* Task material:
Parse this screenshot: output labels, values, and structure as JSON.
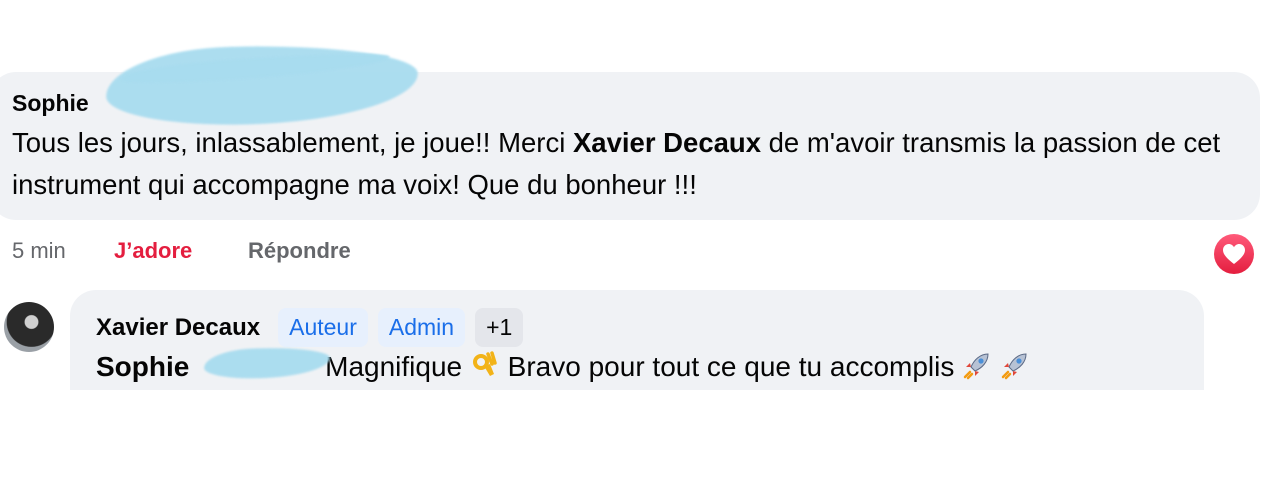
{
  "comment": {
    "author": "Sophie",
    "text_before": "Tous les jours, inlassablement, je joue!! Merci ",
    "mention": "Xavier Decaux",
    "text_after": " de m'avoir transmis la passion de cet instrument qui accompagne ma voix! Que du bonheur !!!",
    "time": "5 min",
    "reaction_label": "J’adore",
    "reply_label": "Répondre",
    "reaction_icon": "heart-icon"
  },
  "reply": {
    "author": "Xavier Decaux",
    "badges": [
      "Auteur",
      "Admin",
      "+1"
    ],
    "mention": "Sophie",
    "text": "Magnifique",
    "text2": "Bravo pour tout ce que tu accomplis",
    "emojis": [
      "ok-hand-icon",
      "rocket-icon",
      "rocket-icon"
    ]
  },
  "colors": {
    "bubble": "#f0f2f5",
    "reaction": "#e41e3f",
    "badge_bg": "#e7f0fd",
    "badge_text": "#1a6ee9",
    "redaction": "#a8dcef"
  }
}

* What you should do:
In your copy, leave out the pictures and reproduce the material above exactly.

* Result of this task:
Parse this screenshot: output labels, values, and structure as JSON.
{
  "comment": {
    "author": "Sophie",
    "text_before": "Tous les jours, inlassablement, je joue!! Merci ",
    "mention": "Xavier Decaux",
    "text_after": " de m'avoir transmis la passion de cet instrument qui accompagne ma voix! Que du bonheur !!!",
    "time": "5 min",
    "reaction_label": "J’adore",
    "reply_label": "Répondre",
    "reaction_icon": "heart-icon"
  },
  "reply": {
    "author": "Xavier Decaux",
    "badges": [
      "Auteur",
      "Admin",
      "+1"
    ],
    "mention": "Sophie",
    "text": "Magnifique",
    "text2": "Bravo pour tout ce que tu accomplis",
    "emojis": [
      "ok-hand-icon",
      "rocket-icon",
      "rocket-icon"
    ]
  },
  "colors": {
    "bubble": "#f0f2f5",
    "reaction": "#e41e3f",
    "badge_bg": "#e7f0fd",
    "badge_text": "#1a6ee9",
    "redaction": "#a8dcef"
  }
}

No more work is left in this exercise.